■ **WHAT NEEDS TO BE DONE**: Report all lines of the records that contain "trace".

Records drawn from a dataset:
====================
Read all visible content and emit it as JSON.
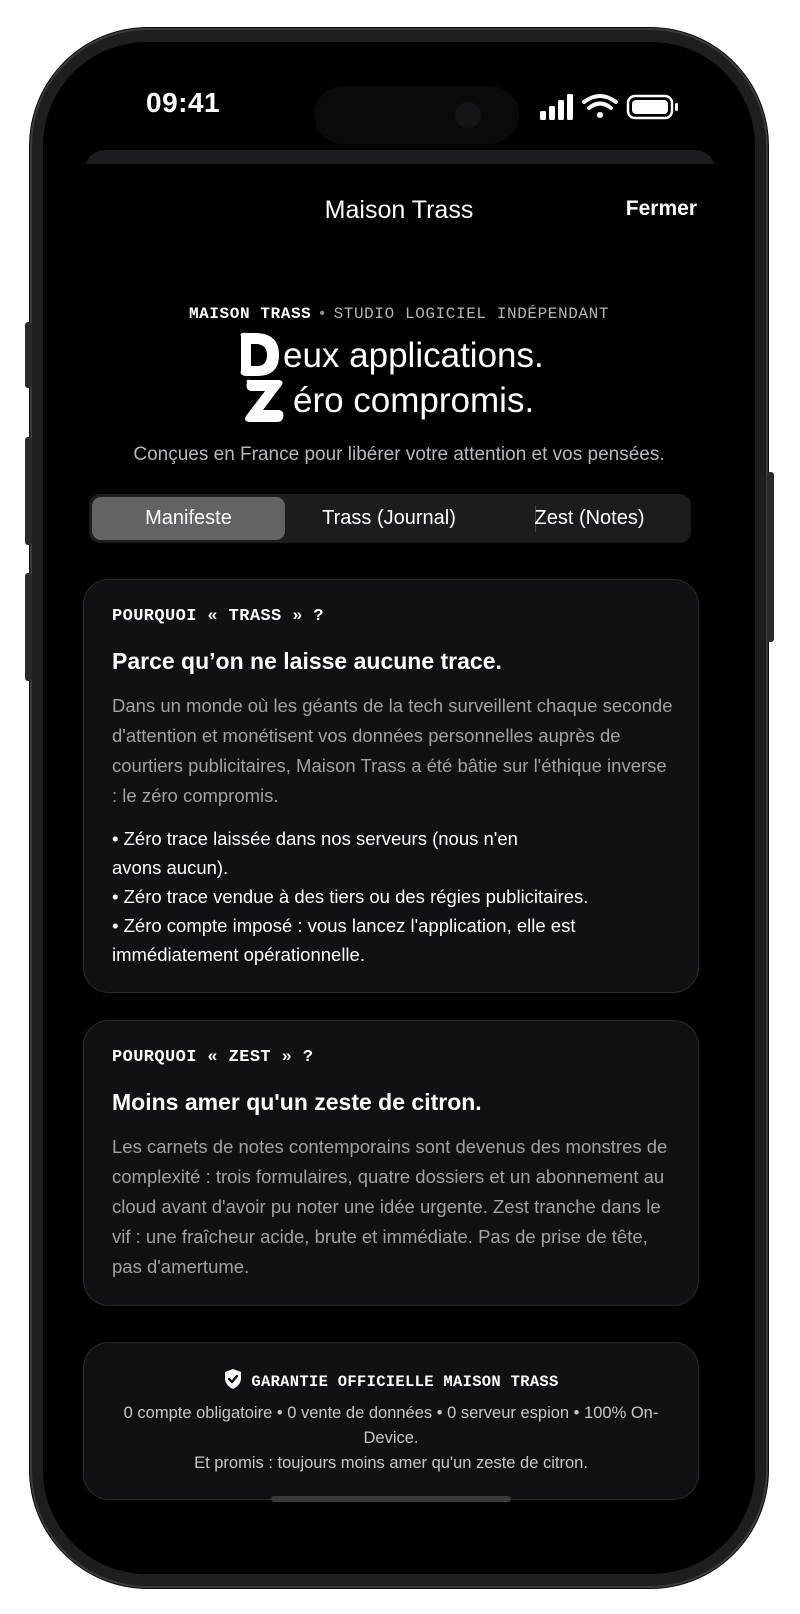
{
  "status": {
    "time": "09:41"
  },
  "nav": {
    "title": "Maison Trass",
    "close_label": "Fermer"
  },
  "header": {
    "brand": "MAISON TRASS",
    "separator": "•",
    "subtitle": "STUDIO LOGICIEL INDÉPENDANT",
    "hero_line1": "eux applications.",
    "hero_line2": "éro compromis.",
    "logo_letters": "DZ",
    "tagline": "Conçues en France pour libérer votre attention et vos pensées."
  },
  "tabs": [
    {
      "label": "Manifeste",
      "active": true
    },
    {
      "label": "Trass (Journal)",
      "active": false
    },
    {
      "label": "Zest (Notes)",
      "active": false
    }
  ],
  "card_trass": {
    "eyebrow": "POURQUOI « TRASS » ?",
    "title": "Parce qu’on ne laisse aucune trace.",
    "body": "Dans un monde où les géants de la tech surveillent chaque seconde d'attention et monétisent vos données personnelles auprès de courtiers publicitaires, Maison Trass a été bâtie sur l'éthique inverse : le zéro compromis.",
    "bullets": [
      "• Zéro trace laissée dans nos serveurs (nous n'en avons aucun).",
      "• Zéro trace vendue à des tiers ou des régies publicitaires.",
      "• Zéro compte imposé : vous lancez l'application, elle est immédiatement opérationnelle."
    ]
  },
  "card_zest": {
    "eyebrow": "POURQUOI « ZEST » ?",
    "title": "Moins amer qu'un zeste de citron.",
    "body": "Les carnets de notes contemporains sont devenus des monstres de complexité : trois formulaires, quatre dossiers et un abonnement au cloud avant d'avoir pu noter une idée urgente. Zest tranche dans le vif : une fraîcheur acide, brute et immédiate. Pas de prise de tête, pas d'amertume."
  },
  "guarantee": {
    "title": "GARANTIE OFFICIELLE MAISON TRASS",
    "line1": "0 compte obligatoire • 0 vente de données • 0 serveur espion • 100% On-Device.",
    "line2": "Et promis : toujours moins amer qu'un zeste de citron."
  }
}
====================
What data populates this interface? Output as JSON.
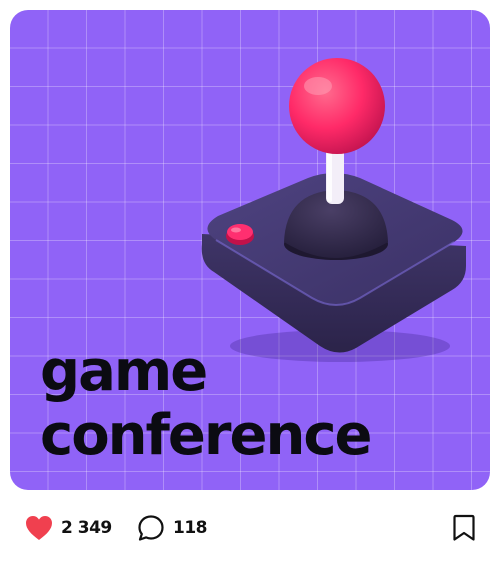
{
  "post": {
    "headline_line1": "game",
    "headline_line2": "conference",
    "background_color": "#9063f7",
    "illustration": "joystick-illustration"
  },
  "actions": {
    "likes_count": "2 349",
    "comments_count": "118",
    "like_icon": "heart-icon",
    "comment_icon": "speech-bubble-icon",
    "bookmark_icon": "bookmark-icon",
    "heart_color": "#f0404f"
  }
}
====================
■ **RESULT OF THE EXERCISE**:
    "title": "Parce qu’on ne laisse aucune trace.",
      "• Zéro trace laissée dans nos serveurs (nous n'en avons aucun).",
      "• Zéro trace vendue à des tiers ou des régies publicitaires.",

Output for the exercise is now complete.